The Sobering Failure of Project LIFT
The best intentions of community and school leaders can’t overcome poverty, segregation in public schools
Denise Watts was chosen as Project LIFT’s leader six years ago. Despite her passion and skill, the initiative has fallen short of its goal: to demonstrate that public school students in poor and minority communities can perform as well as their more affluent counterparts.
In retrospect, Project LIFT and the Beacon Initiative—a pair of efforts aimed at improving outcomes in Charlotte’s low-performing public schools—seem like the product of a more naive city, one still in thrall to its own creation myth. That myth led corporate, nonprofit, and Charlotte-Mecklenburg Schools leaders to believe that the right combination of goodwill, enthusiasm, dollars, and civic pride could work miracles for children left behind.

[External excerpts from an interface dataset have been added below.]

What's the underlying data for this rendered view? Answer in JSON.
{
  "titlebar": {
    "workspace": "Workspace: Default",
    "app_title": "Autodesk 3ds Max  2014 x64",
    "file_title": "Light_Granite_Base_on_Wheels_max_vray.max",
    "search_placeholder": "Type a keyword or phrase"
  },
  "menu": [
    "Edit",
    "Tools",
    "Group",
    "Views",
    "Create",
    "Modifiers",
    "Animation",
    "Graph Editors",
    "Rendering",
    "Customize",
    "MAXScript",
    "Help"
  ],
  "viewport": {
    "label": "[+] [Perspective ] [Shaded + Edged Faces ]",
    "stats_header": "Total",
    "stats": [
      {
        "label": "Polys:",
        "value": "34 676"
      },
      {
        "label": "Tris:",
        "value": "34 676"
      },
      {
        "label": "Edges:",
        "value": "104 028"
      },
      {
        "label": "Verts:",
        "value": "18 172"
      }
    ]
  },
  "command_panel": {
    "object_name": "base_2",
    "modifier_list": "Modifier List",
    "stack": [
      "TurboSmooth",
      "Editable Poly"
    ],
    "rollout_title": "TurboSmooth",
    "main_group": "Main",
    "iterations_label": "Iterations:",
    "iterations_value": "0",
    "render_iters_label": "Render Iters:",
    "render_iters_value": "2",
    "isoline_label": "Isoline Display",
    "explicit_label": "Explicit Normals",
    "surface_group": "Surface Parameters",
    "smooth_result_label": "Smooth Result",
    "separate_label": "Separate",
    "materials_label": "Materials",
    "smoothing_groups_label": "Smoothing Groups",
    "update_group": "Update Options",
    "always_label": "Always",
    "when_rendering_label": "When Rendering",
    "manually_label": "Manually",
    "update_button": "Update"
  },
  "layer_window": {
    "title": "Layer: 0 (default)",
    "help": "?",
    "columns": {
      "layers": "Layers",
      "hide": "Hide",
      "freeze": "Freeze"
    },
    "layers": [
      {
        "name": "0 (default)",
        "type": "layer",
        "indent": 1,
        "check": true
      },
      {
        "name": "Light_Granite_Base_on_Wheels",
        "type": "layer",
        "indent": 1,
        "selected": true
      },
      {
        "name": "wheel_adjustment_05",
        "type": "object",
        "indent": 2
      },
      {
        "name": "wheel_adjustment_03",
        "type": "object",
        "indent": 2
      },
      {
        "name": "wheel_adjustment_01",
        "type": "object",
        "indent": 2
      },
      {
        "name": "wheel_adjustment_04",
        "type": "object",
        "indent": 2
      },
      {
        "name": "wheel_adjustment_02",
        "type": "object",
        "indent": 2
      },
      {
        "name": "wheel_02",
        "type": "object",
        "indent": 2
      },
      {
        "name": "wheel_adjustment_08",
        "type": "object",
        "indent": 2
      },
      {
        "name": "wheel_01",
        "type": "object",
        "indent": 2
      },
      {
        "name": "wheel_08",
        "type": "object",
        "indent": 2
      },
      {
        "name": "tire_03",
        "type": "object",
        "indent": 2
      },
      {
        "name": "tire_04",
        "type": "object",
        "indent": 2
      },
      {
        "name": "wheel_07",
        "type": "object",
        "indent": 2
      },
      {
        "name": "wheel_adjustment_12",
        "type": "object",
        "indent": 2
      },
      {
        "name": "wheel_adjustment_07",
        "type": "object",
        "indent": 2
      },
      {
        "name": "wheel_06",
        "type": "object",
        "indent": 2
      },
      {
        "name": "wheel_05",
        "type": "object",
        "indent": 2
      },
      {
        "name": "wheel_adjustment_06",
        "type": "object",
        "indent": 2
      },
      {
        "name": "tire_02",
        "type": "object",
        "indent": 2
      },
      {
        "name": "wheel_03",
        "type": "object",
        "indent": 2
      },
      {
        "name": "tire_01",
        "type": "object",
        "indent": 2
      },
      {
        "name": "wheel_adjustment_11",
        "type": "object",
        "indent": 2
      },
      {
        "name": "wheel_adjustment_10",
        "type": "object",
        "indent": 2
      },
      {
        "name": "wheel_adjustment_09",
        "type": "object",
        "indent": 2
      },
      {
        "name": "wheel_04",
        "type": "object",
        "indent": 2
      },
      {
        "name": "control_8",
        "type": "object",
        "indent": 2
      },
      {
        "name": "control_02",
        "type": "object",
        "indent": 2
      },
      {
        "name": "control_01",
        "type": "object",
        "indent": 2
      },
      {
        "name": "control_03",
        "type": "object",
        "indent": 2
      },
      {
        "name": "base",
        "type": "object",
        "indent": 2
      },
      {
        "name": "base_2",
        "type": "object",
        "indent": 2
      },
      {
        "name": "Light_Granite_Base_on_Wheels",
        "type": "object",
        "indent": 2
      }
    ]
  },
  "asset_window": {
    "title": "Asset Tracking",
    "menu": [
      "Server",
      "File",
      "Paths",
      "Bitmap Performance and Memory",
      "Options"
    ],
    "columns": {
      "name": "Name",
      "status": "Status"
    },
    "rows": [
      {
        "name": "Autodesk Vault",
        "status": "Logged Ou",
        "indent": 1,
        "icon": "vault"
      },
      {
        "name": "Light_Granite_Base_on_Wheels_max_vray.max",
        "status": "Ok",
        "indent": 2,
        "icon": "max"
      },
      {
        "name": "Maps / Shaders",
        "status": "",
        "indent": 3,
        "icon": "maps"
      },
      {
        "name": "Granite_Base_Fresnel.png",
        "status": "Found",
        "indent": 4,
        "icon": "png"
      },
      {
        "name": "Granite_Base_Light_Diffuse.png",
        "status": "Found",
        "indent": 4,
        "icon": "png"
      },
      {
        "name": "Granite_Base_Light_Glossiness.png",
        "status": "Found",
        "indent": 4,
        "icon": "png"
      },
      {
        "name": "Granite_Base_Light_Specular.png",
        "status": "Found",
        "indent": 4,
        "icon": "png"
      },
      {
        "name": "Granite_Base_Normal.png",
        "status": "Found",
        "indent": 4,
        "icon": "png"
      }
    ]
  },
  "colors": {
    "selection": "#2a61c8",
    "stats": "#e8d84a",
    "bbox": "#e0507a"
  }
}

“I think the kids who are in these schools deserve a chance, and this is their chance,” Denise Watts, chosen in 2011 as Project LIFT’s superintendent, told this magazine’s Adam Rhew more than four years ago. “So why would we not take advantage of that opportunity?”
They tried, Watts in particular—and they failed, as a report over the weekend by the Observer’s Ann Helms (on the heels of state school grades and test-score results) makes clear:
Of the 23 schools that are part of Project LIFT or Beacon, only one topped a 50 percent pass rate on state exams last year. And that one, Project LIFT’s Statesville Road Elementary, regressed slightly from the previous year.
Four of the schools rated an F, and Bruns slipped backward to become the lowest-scoring school in CMS. Bruns and Byers School, both part of Project LIFT, are among the state’s lowest performers, on a list of 48 statewide being scrutinized for possible takeover by a charter school operator.
The number of CMS schools rated low-performing on the state ratings released Thursday rose to 40, up from 25 the year before. That includes 13 schools that are part of Project LIFT or Beacon.
None of this is the fault of Watts or the CMS administrators or principals who kickstarted Beacon. It’s not the fault of the corporate and foundation donors who have spent nearly $50 million on Project LIFT for the past six years—it was initially a five-year project, extended for the 2017-18 school year—and now have to watch it close up shop. There’s no doubt that the programs did some good for some students. But toward the end, their advocates have simply learned a hard lesson, one that American education reformers down through the years have had to choke down: Even the best teachers and programs can’t scale the wire-topped wall of an effective resegregation of schools and the economic fragmentation that accompanies it.
“The achievement gaps between blacks and whites, Hispanics and Anglos, the poor and the rich, are hard to erase because the gaps have only a little to do with what goes on in schools, and a lot to do with social and cultural factors that affect student performance,” David Berliner, a professor and education researcher at Arizona State University, wrote in a widely publicized essay in 2012. “Policymakers in Washington and state capitals throughout the USA keep looking for a magic bullet that can be fired by school ‘reformers’ to effect a cure for low achievement among the poor, English language learners, and among some minorities. It is, of course, mostly wasted effort if the major cause of school problems stems from social conditions beyond the control of the schools.”
This is not exactly news. A federal judge’s ruling in 1999 ended Charlotte-Mecklenburg’s 28-year-old busing program; that helped usher in a new era of “neighborhood schools” that, in broad strokes, led to good schools with ample resources in affluent areas and underperforming schools in poor ones. For years, former UNC Charlotte researcher Amy Hawn Nelson (who still lives in Charlotte but now works as a research associate for the University of Pennsylvania) compiled data showing the direct link between racial and economic segregation and the declining academic performance of poor and minority students. Half of CMS’ 168 campuses are segregated by race, which means at least 80 percent of the student body is of one ethnicity; a fifth are hyper-segregated by race, which means 90 percent of one ethnicity. A third are segregated by poverty. Those numbers have remained constant for the last several years.
So what now? The Charlotte-Mecklenburg Opportunity Task Force, an otherwise laudable effort, deliberately steered clear of school reform in its celebrated report to the community in March. (If the community makes progress on pre-K care and education, college and career readiness, and family and child stability, the task force said, “dramatic improvements on school outcomes will result.”) CMS’ student reassignment plan, which was supposed to break up concentrations of poverty throughout the district, ended up largely keeping in place the system of neighborhood schools that enabled them.
It’ll take more than quarter-steps. “I think they attempted to institute a series of reforms on what was politically palatable and not what the data and research shows would actually improve student achievement,” Nelson told me Tuesday, adding that any substantial change “is going to take a while.” We all know, as public officials are fond of saying, that every child deserves a great education. Those words are as hollow as a paper balloon if children lack a firm foundation to build that education on, and if the system they work within is designed to benefit some of them at the expense of the others. Slowly, painfully, the people who make decisions in this city are learning just how insufficient their good intentions and contributions are.